▶ Brief: The required answer is a copy of each line in the entries below that includes "Base".

▶ Input for this task:
◆ ◆ ◆ ◆
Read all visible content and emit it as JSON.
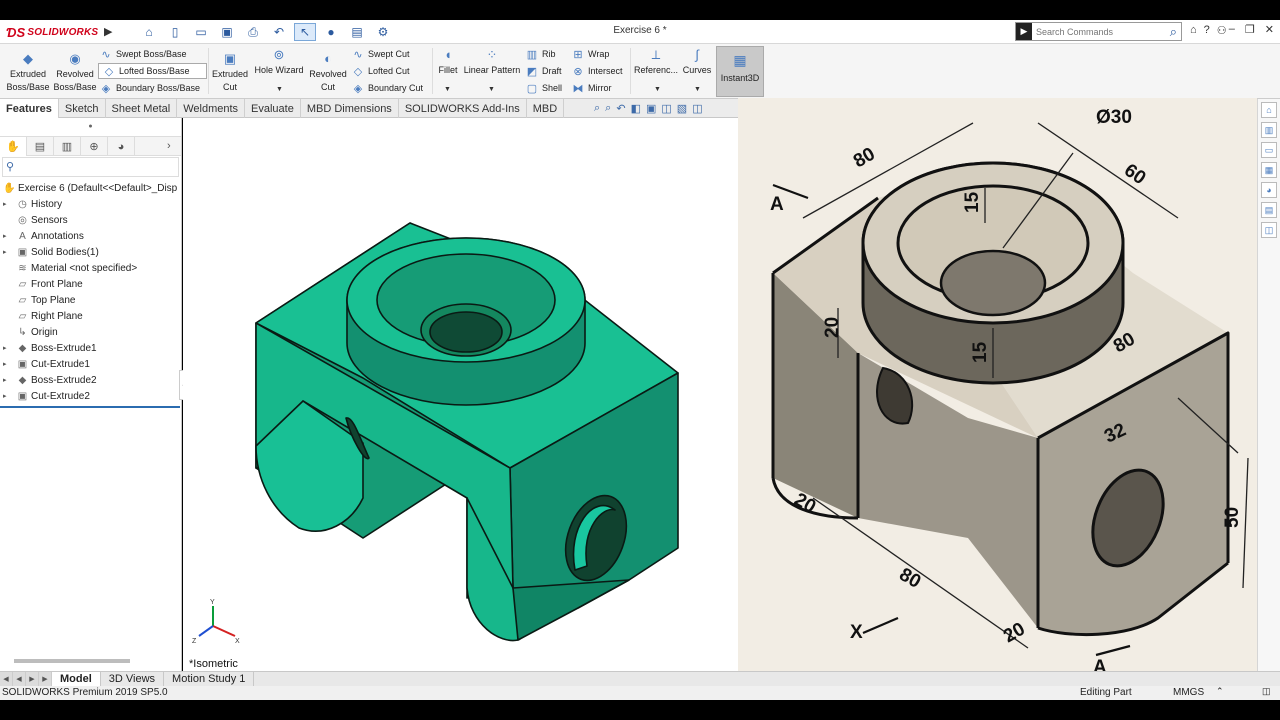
{
  "app": {
    "brand": "SOLIDWORKS",
    "window_title": "Exercise 6 *",
    "search_placeholder": "Search Commands"
  },
  "quick_access": [
    "home-icon",
    "new-icon",
    "open-icon",
    "save-icon",
    "print-icon",
    "undo-icon",
    "select-icon",
    "rebuild-icon",
    "file-properties-icon",
    "options-icon"
  ],
  "ribbon": {
    "extruded_boss": "Extruded Boss/Base",
    "revolved_boss": "Revolved Boss/Base",
    "swept_boss": "Swept Boss/Base",
    "lofted_boss": "Lofted Boss/Base",
    "boundary_boss": "Boundary Boss/Base",
    "extruded_cut": "Extruded Cut",
    "hole_wizard": "Hole Wizard",
    "revolved_cut": "Revolved Cut",
    "swept_cut": "Swept Cut",
    "lofted_cut": "Lofted Cut",
    "boundary_cut": "Boundary Cut",
    "fillet": "Fillet",
    "linear_pattern": "Linear Pattern",
    "rib": "Rib",
    "draft": "Draft",
    "shell": "Shell",
    "wrap": "Wrap",
    "intersect": "Intersect",
    "mirror": "Mirror",
    "reference": "Referenc...",
    "curves": "Curves",
    "instant3d": "Instant3D"
  },
  "tabs": [
    "Features",
    "Sketch",
    "Sheet Metal",
    "Weldments",
    "Evaluate",
    "MBD Dimensions",
    "SOLIDWORKS Add-Ins",
    "MBD"
  ],
  "feature_tree": {
    "root": "Exercise 6  (Default<<Default>_Disp",
    "items": [
      {
        "label": "History",
        "icon": "history-icon",
        "expand": true
      },
      {
        "label": "Sensors",
        "icon": "sensor-icon",
        "expand": false
      },
      {
        "label": "Annotations",
        "icon": "annotations-icon",
        "expand": true
      },
      {
        "label": "Solid Bodies(1)",
        "icon": "solid-bodies-icon",
        "expand": true
      },
      {
        "label": "Material <not specified>",
        "icon": "material-icon",
        "expand": false
      },
      {
        "label": "Front Plane",
        "icon": "plane-icon",
        "expand": false
      },
      {
        "label": "Top Plane",
        "icon": "plane-icon",
        "expand": false
      },
      {
        "label": "Right Plane",
        "icon": "plane-icon",
        "expand": false
      },
      {
        "label": "Origin",
        "icon": "origin-icon",
        "expand": false
      },
      {
        "label": "Boss-Extrude1",
        "icon": "extrude-icon",
        "expand": true
      },
      {
        "label": "Cut-Extrude1",
        "icon": "cut-extrude-icon",
        "expand": true
      },
      {
        "label": "Boss-Extrude2",
        "icon": "extrude-icon",
        "expand": true
      },
      {
        "label": "Cut-Extrude2",
        "icon": "cut-extrude-icon",
        "expand": true
      }
    ]
  },
  "viewport": {
    "view_label": "*Isometric",
    "model_color": "#17c596"
  },
  "reference_drawing": {
    "dims": [
      "Ø30",
      "80",
      "60",
      "15",
      "20",
      "15",
      "80",
      "32",
      "20",
      "80",
      "50",
      "20"
    ],
    "labels": [
      "A",
      "X",
      "A"
    ]
  },
  "bottom_tabs": [
    "Model",
    "3D Views",
    "Motion Study 1"
  ],
  "status": {
    "product": "SOLIDWORKS Premium 2019 SP5.0",
    "mode": "Editing Part",
    "units": "MMGS"
  }
}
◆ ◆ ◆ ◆
▶ Solution for this exercise:
    "extruded_boss": "Extruded Boss/Base",
    "revolved_boss": "Revolved Boss/Base",
    "swept_boss": "Swept Boss/Base",
    "lofted_boss": "Lofted Boss/Base",
    "boundary_boss": "Boundary Boss/Base",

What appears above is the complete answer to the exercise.